* [Task goal]
In the material below, find every line with "images" and pull it out.

(Supplied records Opens)

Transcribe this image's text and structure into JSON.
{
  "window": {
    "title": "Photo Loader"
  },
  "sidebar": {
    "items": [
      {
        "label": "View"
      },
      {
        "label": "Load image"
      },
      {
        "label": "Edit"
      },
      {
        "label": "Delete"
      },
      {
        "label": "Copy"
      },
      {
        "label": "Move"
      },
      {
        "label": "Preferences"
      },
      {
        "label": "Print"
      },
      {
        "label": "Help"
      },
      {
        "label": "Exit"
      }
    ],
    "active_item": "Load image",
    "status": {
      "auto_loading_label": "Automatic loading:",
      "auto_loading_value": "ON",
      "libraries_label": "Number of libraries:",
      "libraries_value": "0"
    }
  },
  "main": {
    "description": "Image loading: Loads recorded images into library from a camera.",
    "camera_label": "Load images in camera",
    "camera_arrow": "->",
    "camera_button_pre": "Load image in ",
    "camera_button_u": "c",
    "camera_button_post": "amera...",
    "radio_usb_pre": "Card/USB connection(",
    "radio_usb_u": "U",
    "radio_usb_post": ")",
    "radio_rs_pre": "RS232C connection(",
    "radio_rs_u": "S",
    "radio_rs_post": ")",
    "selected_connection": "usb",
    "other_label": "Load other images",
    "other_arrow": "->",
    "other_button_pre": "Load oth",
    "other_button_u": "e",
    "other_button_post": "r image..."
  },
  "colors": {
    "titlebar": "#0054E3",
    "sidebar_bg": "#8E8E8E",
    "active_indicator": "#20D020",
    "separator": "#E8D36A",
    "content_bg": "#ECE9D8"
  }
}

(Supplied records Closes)

* [Reply to the exercise]
    "description": "Image loading: Loads recorded images into library from a camera.",
    "camera_label": "Load images in camera",
    "other_label": "Load other images",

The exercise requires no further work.